prop: change (or show) the definition of a proposition identifier

prop P = F;

binds proposition F to identifier P

prop P(FP) = Q;

binds a parameterised proposition

prop P;

prints the definition of P


A proposition identifier must begin with an upper case letter.

If a formal parameter starts with an upper case letter, it stands for a proposition. For obvious reasons T and F are not valid formal parameter names!

If a formal parameter name starts with a lower case letter, it stands for a modality. The corresponding actual parameter can be positive or negative and can be an action set identifier, or an explicit list, e.g. Set, -Set, {a,b}, {-a,b}.

If the actual parameter is a modality (positive or negative) containing a single action, you may omit the {}, writing for example

prop Can(a) = <a>T;

but WARNING: it is still a modality parameter, not an action parameter. So if you write

prop P(a) = <a,b>Q,

the action a on the right hand side has NOTHING TO DO with the modality a on the left hand side. You have been warned!



See also

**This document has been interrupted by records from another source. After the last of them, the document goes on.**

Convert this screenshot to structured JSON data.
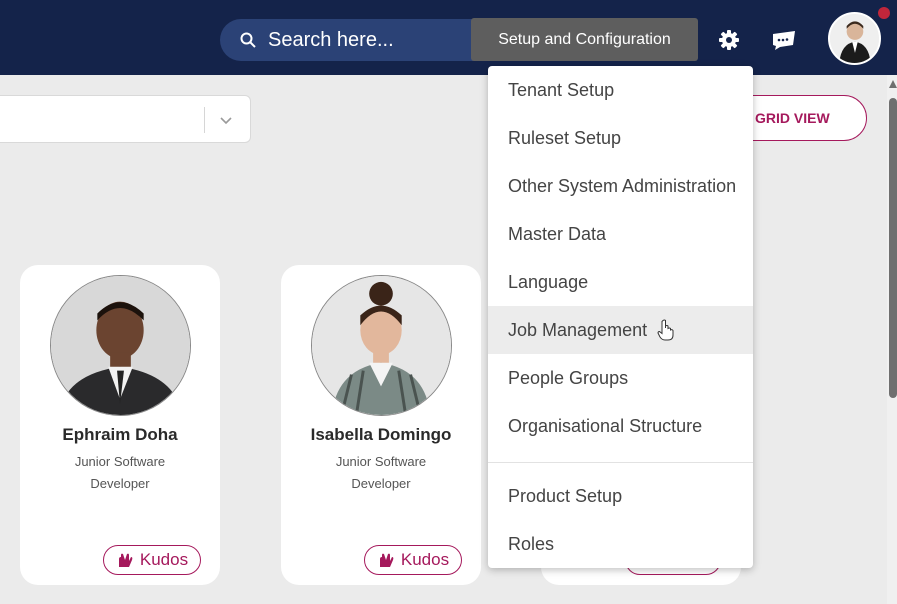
{
  "header": {
    "search_placeholder": "Search here...",
    "tooltip": "Setup and Configuration",
    "icons": [
      "search-icon",
      "gear-icon",
      "chat-icon",
      "user-avatar"
    ],
    "colors": {
      "topbar": "#14234a",
      "search": "#2b4276",
      "accent": "#a5195c"
    }
  },
  "toolbar": {
    "view_button_label": "GRID VIEW"
  },
  "menu": {
    "items": [
      {
        "label": "Tenant Setup"
      },
      {
        "label": "Ruleset Setup"
      },
      {
        "label": "Other System Administration"
      },
      {
        "label": "Master Data"
      },
      {
        "label": "Language"
      },
      {
        "label": "Job Management"
      },
      {
        "label": "People Groups"
      },
      {
        "label": "Organisational Structure"
      },
      {
        "label": "Product Setup"
      },
      {
        "label": "Roles"
      }
    ],
    "hovered_item": "Job Management"
  },
  "cards": [
    {
      "name": "Ephraim Doha",
      "role": "Junior Software Developer",
      "kudos_label": "Kudos"
    },
    {
      "name": "Isabella Domingo",
      "role": "Junior Software Developer",
      "kudos_label": "Kudos"
    }
  ]
}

  • logic
    Edinburgh Concurrency Workbench (v7.1). Page generated: Sun Jul 18 11:46:51 BST 1999